--- REQUIREMENT ---
Without the images, reproduce every entry exactly.

Recorded data

----

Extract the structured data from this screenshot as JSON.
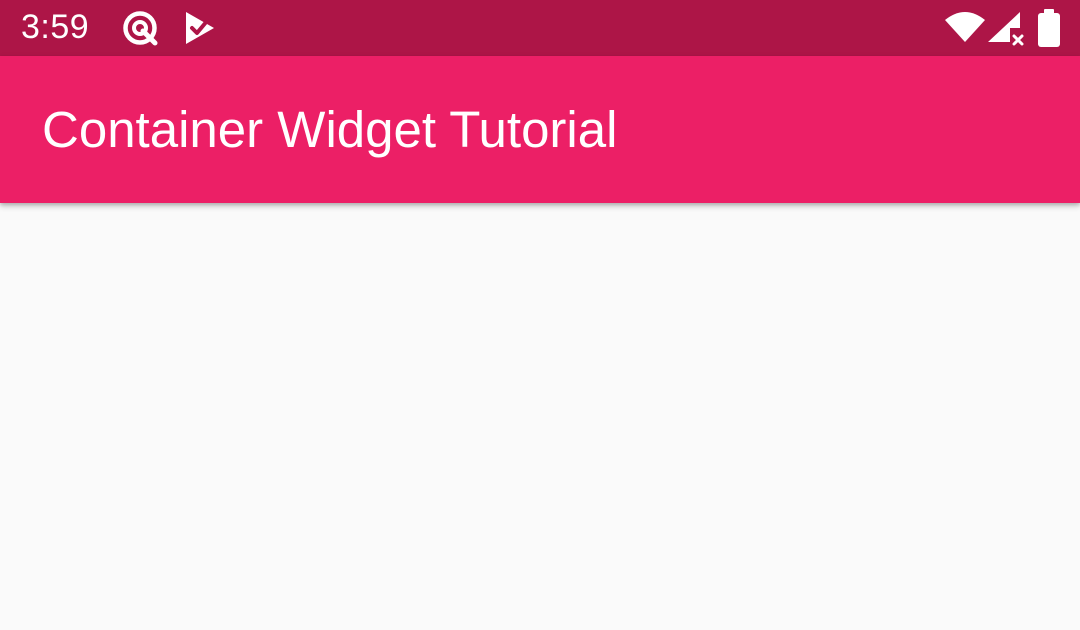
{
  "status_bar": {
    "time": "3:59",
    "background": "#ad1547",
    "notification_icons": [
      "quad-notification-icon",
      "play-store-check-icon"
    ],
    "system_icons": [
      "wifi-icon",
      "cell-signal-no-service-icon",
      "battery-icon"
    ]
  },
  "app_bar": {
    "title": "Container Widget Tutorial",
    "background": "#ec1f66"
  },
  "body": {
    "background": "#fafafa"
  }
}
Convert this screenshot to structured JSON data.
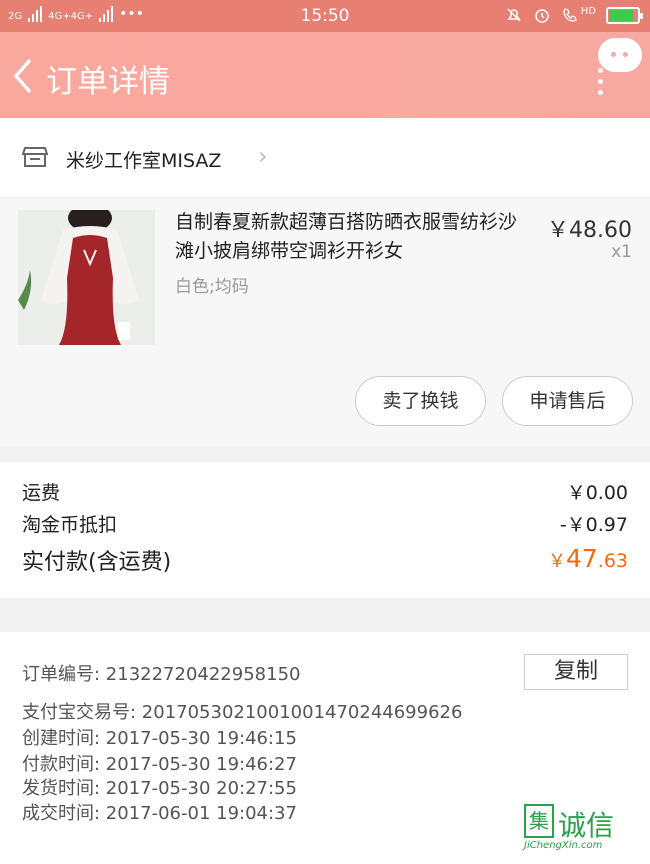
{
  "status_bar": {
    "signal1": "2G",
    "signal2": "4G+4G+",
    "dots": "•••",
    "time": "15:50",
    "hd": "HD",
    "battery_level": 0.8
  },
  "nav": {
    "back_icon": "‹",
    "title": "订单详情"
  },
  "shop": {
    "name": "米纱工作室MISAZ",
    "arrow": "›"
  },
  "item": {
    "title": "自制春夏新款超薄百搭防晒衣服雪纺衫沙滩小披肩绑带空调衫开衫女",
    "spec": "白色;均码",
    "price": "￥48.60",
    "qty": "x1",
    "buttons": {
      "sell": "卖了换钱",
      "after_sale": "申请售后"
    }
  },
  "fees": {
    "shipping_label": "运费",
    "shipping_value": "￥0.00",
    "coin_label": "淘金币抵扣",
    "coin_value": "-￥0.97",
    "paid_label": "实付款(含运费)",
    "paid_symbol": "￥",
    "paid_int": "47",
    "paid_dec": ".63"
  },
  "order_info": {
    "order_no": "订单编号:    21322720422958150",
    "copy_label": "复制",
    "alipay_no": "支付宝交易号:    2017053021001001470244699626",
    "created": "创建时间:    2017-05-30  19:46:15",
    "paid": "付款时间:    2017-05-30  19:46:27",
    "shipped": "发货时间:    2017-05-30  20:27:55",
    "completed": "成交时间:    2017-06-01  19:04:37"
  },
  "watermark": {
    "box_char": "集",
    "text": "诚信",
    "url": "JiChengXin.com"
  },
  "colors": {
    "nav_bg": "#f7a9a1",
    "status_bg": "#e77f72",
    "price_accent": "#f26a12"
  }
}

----

--- SOLUTION TO THIS EXERCISE ---
Extract the structured data from this screenshot as JSON.
{
  "status_bar": {
    "time": "3:59",
    "background": "#ad1547",
    "notification_icons": [
      "quad-notification-icon",
      "play-store-check-icon"
    ],
    "system_icons": [
      "wifi-icon",
      "cell-signal-no-service-icon",
      "battery-icon"
    ]
  },
  "app_bar": {
    "title": "Container Widget Tutorial",
    "background": "#ec1f66"
  },
  "body": {
    "background": "#fafafa"
  }
}
Convert this screenshot to structured JSON data.
{
  "status_bar": {
    "signal1": "2G",
    "signal2": "4G+4G+",
    "dots": "•••",
    "time": "15:50",
    "hd": "HD",
    "battery_level": 0.8
  },
  "nav": {
    "back_icon": "‹",
    "title": "订单详情"
  },
  "shop": {
    "name": "米纱工作室MISAZ",
    "arrow": "›"
  },
  "item": {
    "title": "自制春夏新款超薄百搭防晒衣服雪纺衫沙滩小披肩绑带空调衫开衫女",
    "spec": "白色;均码",
    "price": "￥48.60",
    "qty": "x1",
    "buttons": {
      "sell": "卖了换钱",
      "after_sale": "申请售后"
    }
  },
  "fees": {
    "shipping_label": "运费",
    "shipping_value": "￥0.00",
    "coin_label": "淘金币抵扣",
    "coin_value": "-￥0.97",
    "paid_label": "实付款(含运费)",
    "paid_symbol": "￥",
    "paid_int": "47",
    "paid_dec": ".63"
  },
  "order_info": {
    "order_no": "订单编号:    21322720422958150",
    "copy_label": "复制",
    "alipay_no": "支付宝交易号:    2017053021001001470244699626",
    "created": "创建时间:    2017-05-30  19:46:15",
    "paid": "付款时间:    2017-05-30  19:46:27",
    "shipped": "发货时间:    2017-05-30  20:27:55",
    "completed": "成交时间:    2017-06-01  19:04:37"
  },
  "watermark": {
    "box_char": "集",
    "text": "诚信",
    "url": "JiChengXin.com"
  },
  "colors": {
    "nav_bg": "#f7a9a1",
    "status_bg": "#e77f72",
    "price_accent": "#f26a12"
  }
}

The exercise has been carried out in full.